    Last Saturday, at the Galen Center in downtown Los Angeles, a scheduled main event was canceled when the star Vergil Ortiz Jr. suffered a malady and was forced to pull out for medical reasons.

    Did the fight card collapse?


    Golden Boy Promotions penciled in a welterweight match between feuding Southern California fighters Alexis Roach and Blair Cobbs and voila! An enticing main event brought more than 5,000 fans to the arena that sits across the street from USC and the crowd atmosphere was “Bobby Axelrod” intense.

    Feuds bring excitement and no other sport exploits feuds better than a boxing event.

    Watching Rocha and Cobbs reminded me of earlier feuds at the nearby Olympic where Armando Muniz and Carlos Palomino fought. Back in the 40s there were two guys who clashed five times: Manuel Ortiz and Carlos Chavez. Ortiz was bantamweight world champion for eight years and 20 defenses. Speaking of Carlos Chavez, he was the king of trilogies and more. Basically, he fought numerous guys three or more times and was a Los Angeles regular.

    Can’t wait until I see the documentary on the Olympic by Steve DeBro.

    Strong women week

    An all-female boxing card in Costa Rica can be seen on Friday March 25, at MarvNation Promotions channel on around 6 p.m. PT.

    IBF minimumweight titlist Yokasta Valle headlines in a rematch versus Japan’s Sana Hazuki in the main event. Also on the card will be American fighters Maricela Cornejo and Adelaida Ruiz in separate bouts. On Saturday morning, March 26, in Leeds, England, a female bantamweight world title fight features Argentina’s Mary Roman defending the IBF title against Australia’s Ebanie Bridges. The Matchroom Boxing card will be stream on DAZN at 11 a.m. PT.

    World title in England

    IBF featherweight world titlist Kiko Martinez of Spain makes his first defense against Josh Warrington later on Saturday on that Matchroom card in Leeds streaming on DAZN.

    Martinez knocked out UK’s Kid Galahad this past November. Warrington was knocked out by Mexico’s Mauricio Lara a year ago and in the rematch a clash of heads ended the fight prematurely due to a cut.

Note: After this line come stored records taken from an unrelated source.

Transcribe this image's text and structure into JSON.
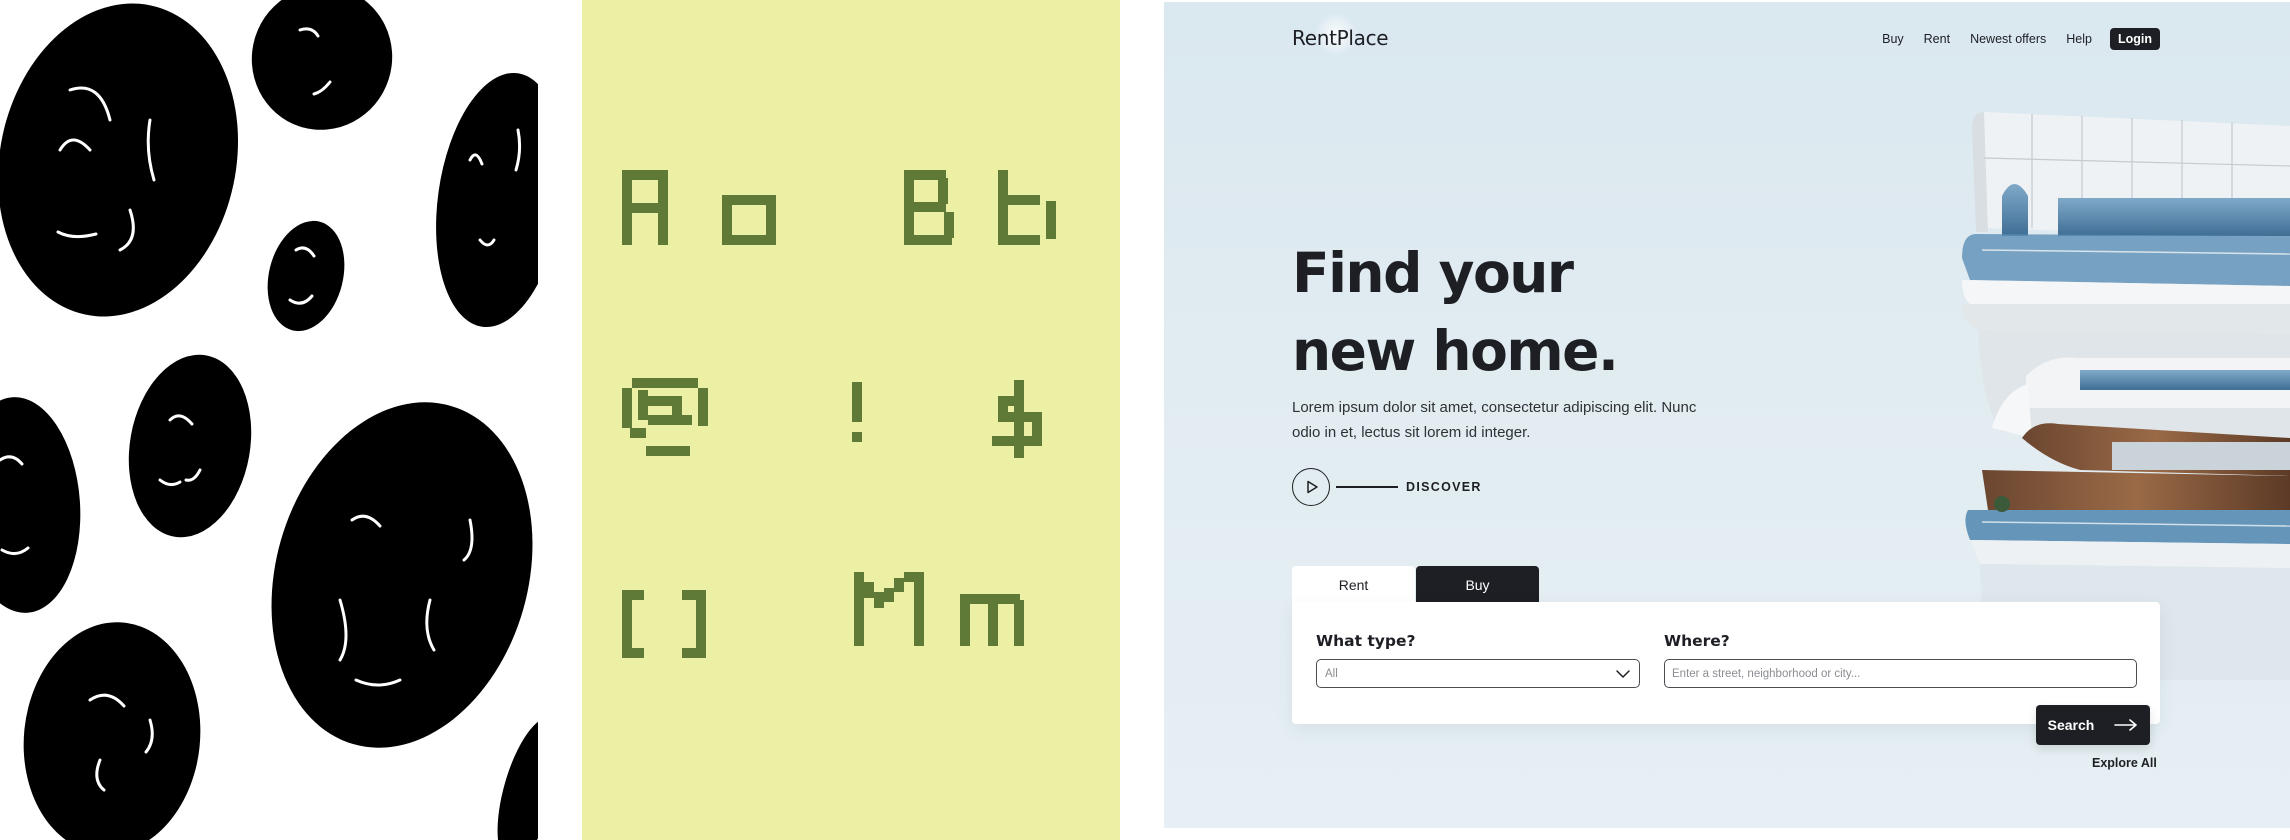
{
  "site": {
    "logo": "RentPlace",
    "nav": [
      "Buy",
      "Rent",
      "Newest offers",
      "Help"
    ],
    "login_label": "Login"
  },
  "hero": {
    "title_line1": "Find your",
    "title_line2": "new home.",
    "description": "Lorem ipsum dolor sit amet, consectetur adipiscing elit. Nunc odio in et, lectus sit lorem id integer.",
    "discover_label": "DISCOVER"
  },
  "search": {
    "tabs": [
      "Rent",
      "Buy"
    ],
    "active_tab": "Rent",
    "type_label": "What type?",
    "type_value": "All",
    "where_label": "Where?",
    "where_placeholder": "Enter a street, neighborhood or city...",
    "search_label": "Search",
    "explore_label": "Explore All"
  },
  "font_specimen": {
    "glyphs": [
      "A",
      "a",
      "B",
      "b",
      "@",
      "!",
      "$",
      "[",
      "]",
      "M",
      "m"
    ]
  },
  "colors": {
    "ink": "#1d1f24",
    "hero_bg": "#dce9f0",
    "specimen_bg": "#ebf0a5",
    "specimen_glyph": "#5f7a36",
    "blob": "#000000"
  }
}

A technical decision draw was the conclusion after a mere two rounds.

    Lara was last seen knocking out Emilio Sanchez in a firefight in San Diego.

    Fights to Watch

    Fri. MarvNation/ 6 p.m. Yokasta Valle (23-2) vs Sana Hazuki (8-5-1); Maricela Cornejo (14-5) vs Simone Aparecida (17-19).

    Sat. DAZN 11 a.m. Kiko Martinez (43-10-2) vs Josh Warrington (30-1-1), Mary Roman (16-5-1) vs Ebanie Bridges (7-1).

    Sat. Showtime 7 p.m. Tim Tszyu (20-0) vs Terrell Gausha (22-2-1).

    Sat. ESPN 7 p.m. Miguel Berchelt (38-2) vs Jeremiah Nakathila (22-2).